U.S. military officials say continued Taliban attacks, such as the Helmand offensive, make a cease-fire much less likely.
“The Taliban need to immediately stop their offensive actions in Helmand Province and reduce their violence around the country. It is not consistent with the US-Taliban agreement and undermines the ongoing Afghan Peace Talks,” U.S. Gen. Scott Miller, the commander of U.S. Forces-Afghanistan, said in a statement Monday.
Gen. Miller has seen Taliban violence firsthand. In October 2018, less than two months after taking control of U.S. forces in Afghanistan, he survived an attack by Taliban gunmen on a Kandahar compound that claimed the life of the province’s top police official. That brazen assault was just one example of the kind of insurgent violence that has become commonplace during the two decades of U.S. involvement in the country.
U.S. troops have been fighting in Afghanistan since October 2001, when President George W. Bush ordered an American invasion to topple the Taliban and root out al Qaeda after the Sept. 11 terrorist attacks.
The Bush and Obama administrations were unable to find a way out, though President Obama drastically reduced the American military footprint after a surge in U.S. troop numbers early in his tenure.
At its peak in 2011, roughly 100,000 American troops were in Afghanistan. The figure dropped to fewer than 9,000 by the time Mr. Obama left office.
Against that backdrop, the Trump administration has embraced a course of unprecedented diplomacy, dispatching Mr. Khalilzad to lead direct negotiations with the Taliban. The talks led to the historic peace pact in February, which laid the groundwork for the U.S. withdrawal in exchange for promises that the Taliban would no longer engage in violence and would never again allow the country to be a safe haven for terrorist organizations such as al Qaeda.
The agreement also laid out the conditions for prisoner swaps between the Taliban and the Afghan government.
It remains unclear whether the Taliban are capable or willing to hold up their end of the deal. A recent Pentagon report said remote areas of Afghanistan remain home to “terrorist sanctuaries” and some Taliban members routinely cooperate with al Qaeda and other extremist elements.
Some specialists say the U.S. is making a grave error by empowering the Taliban while assuming they will break all ties with al Qaeda.
“The U.S. could withdraw from Afghanistan without endorsing the Taliban as its counterterrorism partner,” Thomas Joscelyn, senior fellow at the Foundation for Defense of Democracies, wrote in a recent piece for The Dispatch.

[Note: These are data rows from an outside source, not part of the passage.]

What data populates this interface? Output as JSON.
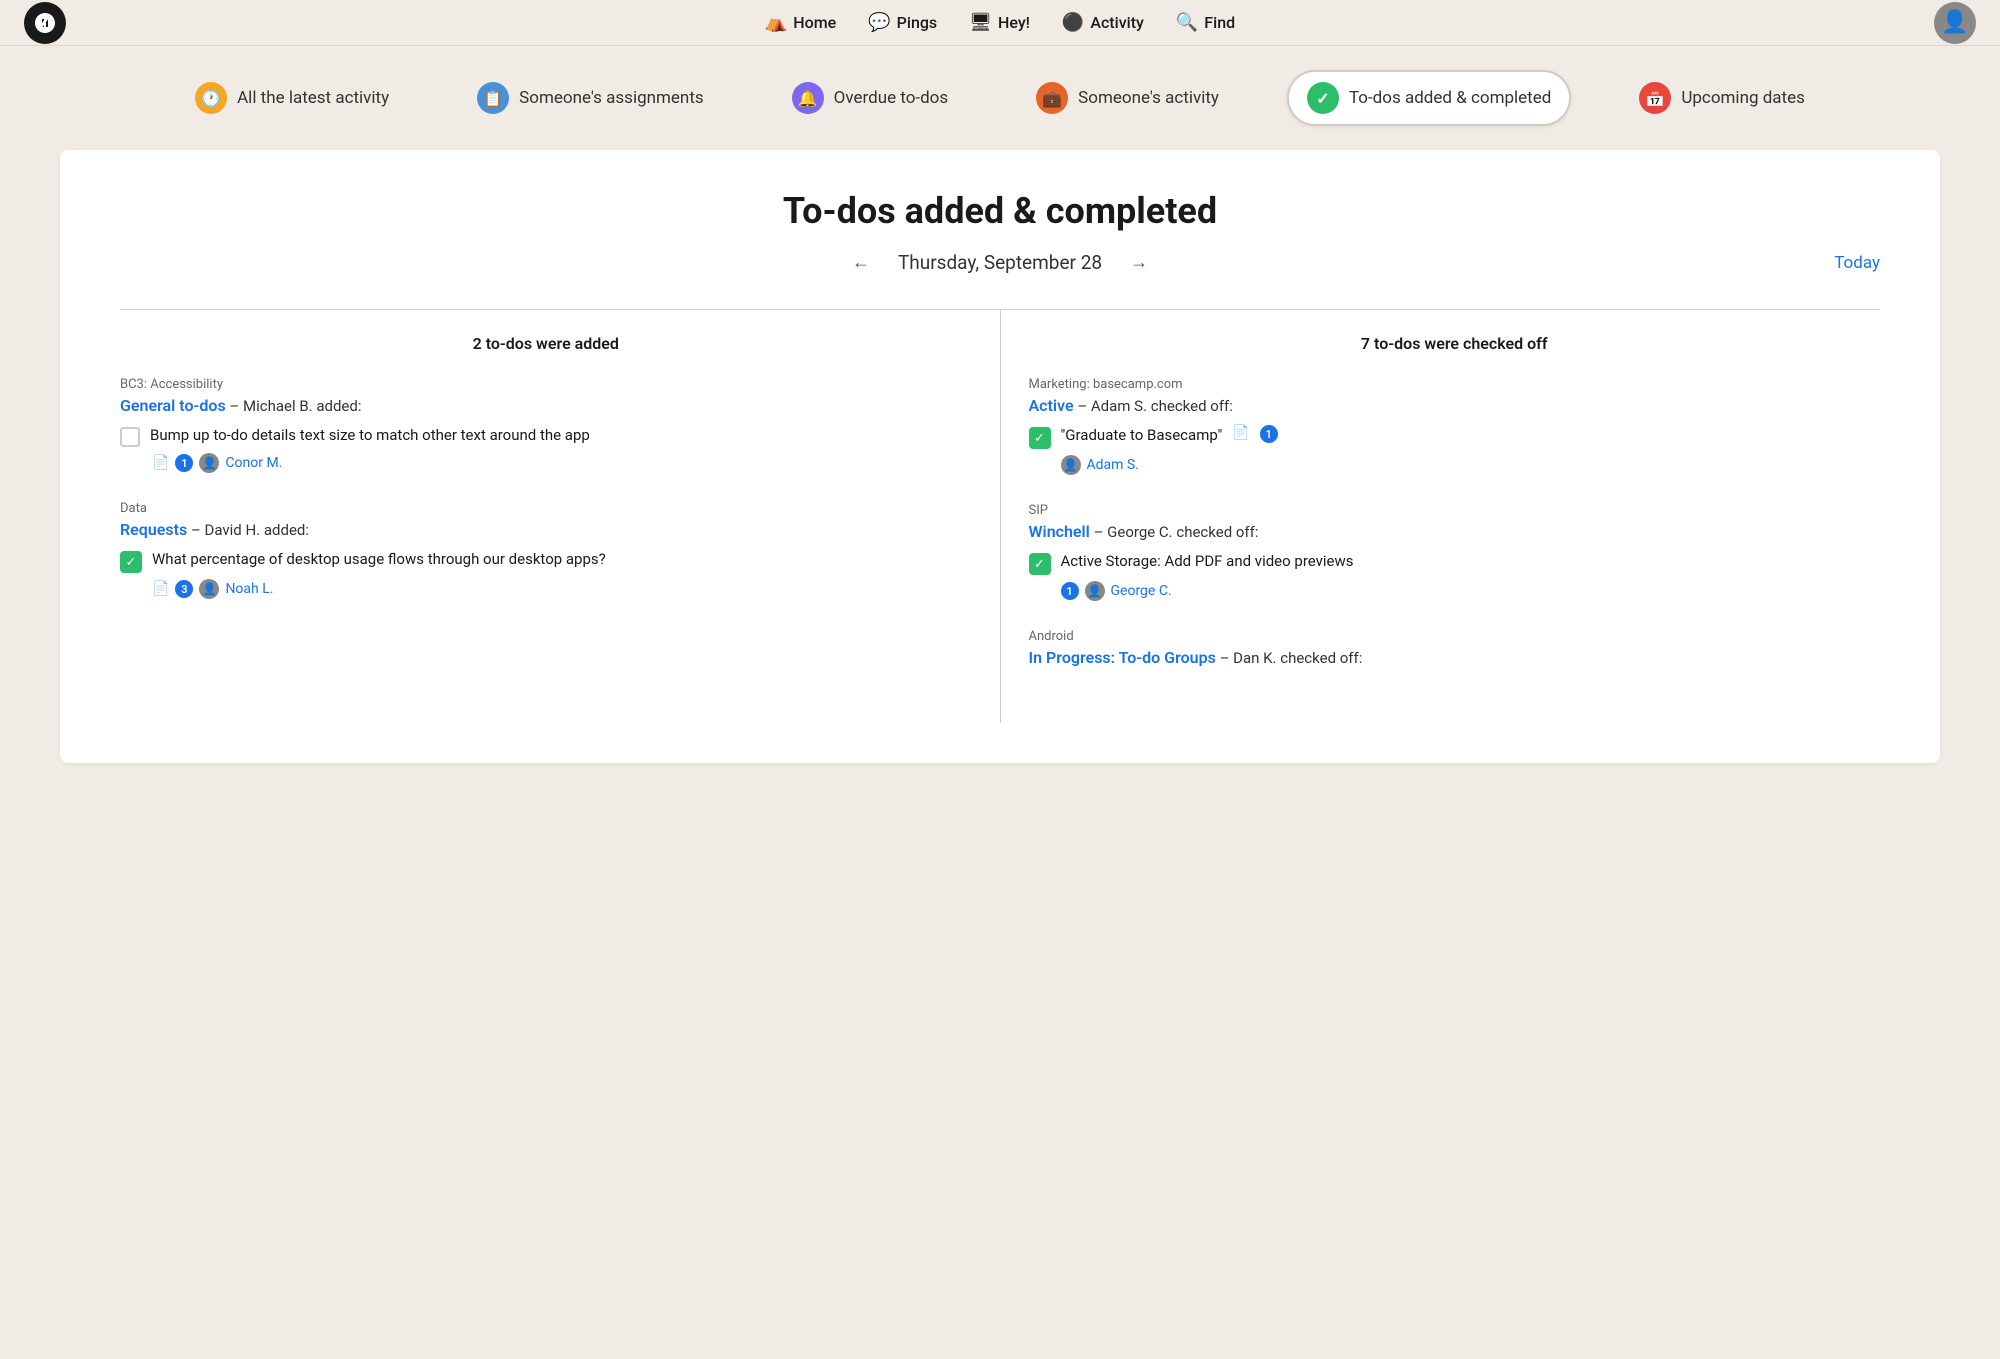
{
  "nav": {
    "logo_alt": "Basecamp logo",
    "items": [
      {
        "label": "Home",
        "icon": "⛺"
      },
      {
        "label": "Pings",
        "icon": "💬"
      },
      {
        "label": "Hey!",
        "icon": "🖥"
      },
      {
        "label": "Activity",
        "icon": "🔵"
      },
      {
        "label": "Find",
        "icon": "🔍"
      }
    ]
  },
  "filter_bar": {
    "items": [
      {
        "label": "All the latest activity",
        "icon_color": "icon-yellow",
        "icon": "🕐",
        "active": false
      },
      {
        "label": "Someone's assignments",
        "icon_color": "icon-blue",
        "icon": "📋",
        "active": false
      },
      {
        "label": "Overdue to-dos",
        "icon_color": "icon-purple",
        "icon": "🔔",
        "active": false
      },
      {
        "label": "Someone's activity",
        "icon_color": "icon-orange",
        "icon": "💼",
        "active": false
      },
      {
        "label": "To-dos added & completed",
        "icon_color": "icon-green",
        "icon": "✓",
        "active": true
      },
      {
        "label": "Upcoming dates",
        "icon_color": "icon-red",
        "icon": "📅",
        "active": false
      }
    ]
  },
  "page": {
    "title": "To-dos added & completed",
    "date": "Thursday, September 28",
    "today_label": "Today",
    "col_added_header": "2 to-dos were added",
    "col_completed_header": "7 to-dos were checked off"
  },
  "added_items": [
    {
      "project": "BC3: Accessibility",
      "list_link": "General to-dos",
      "added_by": "Michael B. added:",
      "checked": false,
      "text": "Bump up to-do details text size to match other text around the app",
      "comment_count": 1,
      "assigned_to": "Conor M."
    },
    {
      "project": "Data",
      "list_link": "Requests",
      "added_by": "David H. added:",
      "checked": true,
      "text": "What percentage of desktop usage flows through our desktop apps?",
      "comment_count": 3,
      "assigned_to": "Noah L."
    }
  ],
  "completed_items": [
    {
      "project": "Marketing: basecamp.com",
      "list_link": "Active",
      "checked_by": "Adam S. checked off:",
      "checked": true,
      "text": "\"Graduate to Basecamp\"",
      "comment_count": 1,
      "assigned_to": "Adam S."
    },
    {
      "project": "SIP",
      "list_link": "Winchell",
      "checked_by": "George C. checked off:",
      "checked": true,
      "text": "Active Storage: Add PDF and video previews",
      "comment_count": 1,
      "assigned_to": "George C."
    },
    {
      "project": "Android",
      "list_link": "In Progress: To-do Groups",
      "checked_by": "Dan K. checked off:",
      "checked": true,
      "text": "",
      "comment_count": 0,
      "assigned_to": ""
    }
  ]
}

“If the Taliban doesn’t betray al-Qaeda, and there is no evidence that it has or will, then the U.S. is effectively lying on the Taliban’s behalf,” he wrote. “The U.S. is pretending that the Taliban is willing to do what it has never actually done — for no good reason. Meanwhile, the Trump administration’s negotiations with the Taliban have only granted it legitimacy as a governing actor.”